ECUADOR: The U.S. has received permission from the Ecuadorian government to question Ola Bini, a Swedish programmer who is Julian Assange’s close associate. Jailed for over two months without charges against him, Bini will be interrogated on June 27 according to the Associated Press. Ecuadorian officials believe Bini, arrested at the Quito airport on April 11, collaborated with two Russian hackers in an attempt to release compromising documents about President Lenín Moreno.

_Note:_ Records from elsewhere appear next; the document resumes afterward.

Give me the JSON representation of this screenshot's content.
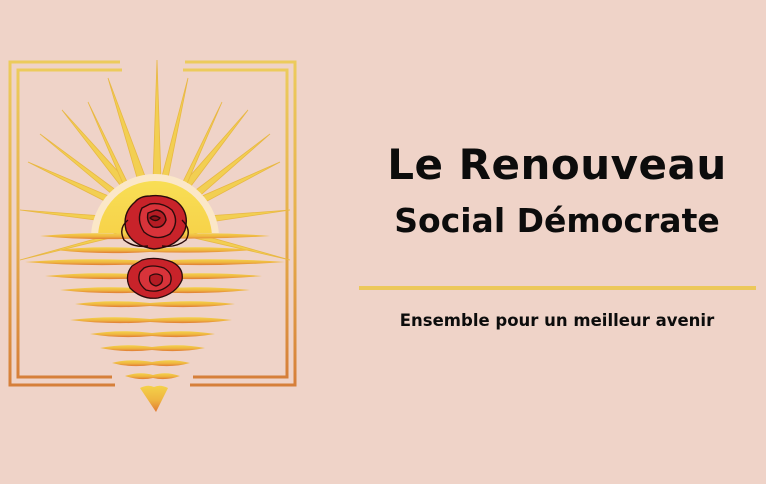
{
  "brand": {
    "title_line1": "Le Renouveau",
    "title_line2": "Social Démocrate",
    "tagline": "Ensemble pour un meilleur avenir"
  },
  "logo": {
    "icon": "sunset-rose-icon",
    "description_elements": [
      "sun-rays",
      "rising-sun",
      "red-rose",
      "rose-reflection",
      "water-ripples",
      "frame"
    ]
  },
  "colors": {
    "background": "#efd3c8",
    "text": "#0c0c0c",
    "accent_gold": "#ecc85a",
    "sun_yellow": "#f7d64a",
    "sun_orange": "#e9963d",
    "rose_red": "#c8232a",
    "frame_gold": "#e8c05a",
    "frame_orange": "#d9853c"
  }
}
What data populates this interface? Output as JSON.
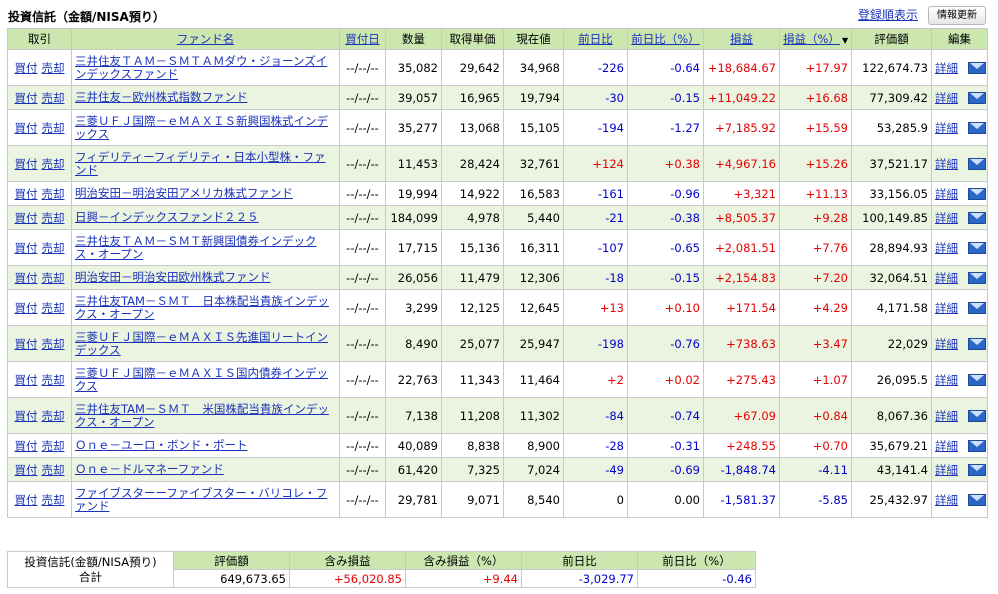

VENEZUELA: A new poll suggests that President Nicolás Maduro, although highly unpopular, has benefited the most from this stalemate with the opposition in terms of public opinion. The survey published by Datincorp shows that 41 percent consider Maduro as the country’s “constitutional leader,” up from 34 percent in February. Conversely, 36 percent recognize opposition leader Juan Guaidó as Venezuela’s legitimate ruler, down from 49 percent in February. Moreover, the Maduro regime is widely rejected by a vast majority of the country, according to the Datincorp poll: 78.83 percent of surveyed Venezuelans evaluate his tenure as “negative.”
PARAGUAY: A confrontation among inmates left at least nine dead in a Paraguayan jail located in the central department of San Pedro. According to Blas Martínez, director of Criminal Institutes of Paraguay, eight prisoners were also injured during yesterday’s clash. Reports have emerged saying that the riots occurred as rival gangs from Brazil and Paraguay, the Primer Comando Capital and the Clan Rotela, engaged in a massive brawl on Sunday night.
BRAZIL: Yesterday, The Vatican opened the debate about the abolishment of priest celibacy and the possibility to grant more leadership roles to women. The working document released yesterday suggests ordaining old married men in remote parts of the Amazon, where there is a registered shortage of clergy. Moreover, The Vatican mentioned that the committee convened for Oct. 6-27 should also identify “the type of ministry that can be conferred to women,” although falling short on specific roles.